This article originally appeared in The Texas Tribune: Read More

Advertisement
Advertisement
Migrant families who turned themselves in to U.S. Border Patrol to seek asylum after illegally crossing the Rio Grande are loaded onto a transport bus in Hidalgo on Aug. 23, 2019.

Asylum seekers who turned themselves in to U.S. Border Patrol get onto a transport bus in Hidalgo in 2019. In Texas, the Rio Grande Valley and El Paso sectors of the U.S. Border Patrol remain among the busiest crossing points, with nearly 28,000 and 13,200 migrants apprehended last month in those areas, respectively.

Credit: REUTERS/Loren Elliott

Sign up for The Brief, our daily newsletter that keeps readers up to speed on the most essential Texas news.

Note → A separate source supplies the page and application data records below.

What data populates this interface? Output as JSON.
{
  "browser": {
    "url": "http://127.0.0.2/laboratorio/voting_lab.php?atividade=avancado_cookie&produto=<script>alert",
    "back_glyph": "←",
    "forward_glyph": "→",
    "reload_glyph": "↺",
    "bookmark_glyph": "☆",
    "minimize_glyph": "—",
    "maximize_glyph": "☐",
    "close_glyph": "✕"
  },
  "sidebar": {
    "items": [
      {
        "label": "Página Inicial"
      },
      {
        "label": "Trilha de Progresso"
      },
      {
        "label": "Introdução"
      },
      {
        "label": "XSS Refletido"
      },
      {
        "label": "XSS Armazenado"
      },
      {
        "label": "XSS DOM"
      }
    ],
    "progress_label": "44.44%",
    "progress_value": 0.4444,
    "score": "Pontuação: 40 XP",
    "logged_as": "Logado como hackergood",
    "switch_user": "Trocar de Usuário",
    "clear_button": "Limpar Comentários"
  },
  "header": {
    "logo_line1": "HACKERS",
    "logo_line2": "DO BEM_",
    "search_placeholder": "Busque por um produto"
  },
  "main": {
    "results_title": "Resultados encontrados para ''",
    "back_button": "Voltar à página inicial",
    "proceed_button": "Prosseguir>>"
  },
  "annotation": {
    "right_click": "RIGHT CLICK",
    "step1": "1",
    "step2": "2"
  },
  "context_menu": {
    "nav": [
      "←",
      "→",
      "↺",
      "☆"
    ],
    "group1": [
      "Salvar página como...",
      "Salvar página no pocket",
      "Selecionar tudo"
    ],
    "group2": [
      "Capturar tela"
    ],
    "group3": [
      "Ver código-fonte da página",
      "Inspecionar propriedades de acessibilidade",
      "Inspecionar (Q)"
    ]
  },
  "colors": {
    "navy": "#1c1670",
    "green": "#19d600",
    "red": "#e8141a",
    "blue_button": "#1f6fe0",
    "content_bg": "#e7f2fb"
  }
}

EL PASO — More than 100,000 people were either apprehended by or surrendered to federal immigration officials on the U.S.-Mexico border in February, continuing an increasing trend that began last year and persists under a Biden administration that has rolled back several of former President Donald Trump’s hardline policies.

The statistics released Wednesday by the U.S. Department of Homeland Security include about 9,460 unaccompanied minors and more than 19,240 family units, increases of about 62% and 38% respectively when compared with January’s figures.

In Texas, the Rio Grande Valley and El Paso sectors of the U.S. Border Patrol remain among the busiest crossing points, with nearly 28,000 and 13,200 migrants apprehended last month in those areas, respectively. The El Paso sector also includes New Mexico.

The numbers represent a continuing challenge for the Biden administration as shelters for unaccompanied minors near capacity and the continuing COVID-19 pandemic has stoked criticism from Republicans who, despite downplaying the effects of the virus last year, say the president is allowing sick migrants to enter Texas.

Since taking office, President Joe Biden has undone several of Trump’s immigration policies, which his administration says is meant to reflect a more humane approach toward migrants and asylum seekers. But his critics said that approach has fueled the current increase.

The Biden administration has also refused to call the situation a “crisis,” but acknowledged on Wednesday that striking a balance between messaging and compassion is an uphill climb.

“When you look at the issue of mixed messages, it is difficult at times to convey both hope in the future and the danger that is now,” said Roberta Jacobson, a former U.S. ambassador to Mexico and current Biden administration coordinator for the southern border.

“And I will certainly agree that we are trying to walk and chew gum at the same time. We are trying to convey to everybody in the region that we well have legal processes for people in the future. But at the same time you cannot come through irregular means.”

That same messaging hasn’t deterred migrants from traveling to the border in years past, however. And Republicans are seizing on the rising numbers to declare Biden an irresponsible advocate for open borders.

“The first step to solving a crisis is to first admit you have one. Let’s be clear, even if you don’t admit it, it doesn’t mean that there isn’t a crisis,” U.S. Rep. Jodey Arrington, R-Lubbock, said Wednesday at a news conference. “We are representatives, members of Congress, who represent border states and our communities are at ground zero and our constituents are on the front lines, bearing the brunt of the lawlessness and self-inflicted crisis at the border created by the Biden administration.”

On Tuesday Gov. Greg Abbott visited the Rio Grande Valley after announcing Operation Lone Star last weekend. The operation will increase Texas Department of Public Safety and Texas National Guard patrols on the border to “deny Mexican cartels and other smugglers the ability to move drugs and people into Texas,” according to a statement.

Abbott lambasted the Biden administration’s immigration policies and said they indicate he cares less about Americans than he does foreigners.

Despite the criticism, the Biden administration continues to move forward with its immigration strategy. His office announced on Wednesday that it’s restarting a program that seeks to reunite minors in Central American countries with their parents who are lawfully present in the United States. Jacobson said about 3,000 minors had previously qualified but were left out of the program after Trump ended it in 2017.

Also on Wednesday, Troy A. Miller, a senior official performing the duties of the U.S. Customs and Border Protection commissioner, said during a conference call with reporters that CBP has cleared the entry of about 1,500 migrants who were part of the Trump-era Migrant Protection Protocols, which forced asylum seekers to wait in Mexico until their court hearings in American courtrooms in Mexico. As of late last month, more than 25,000 migrants were in the program.

Bryan Mena contributed to this report.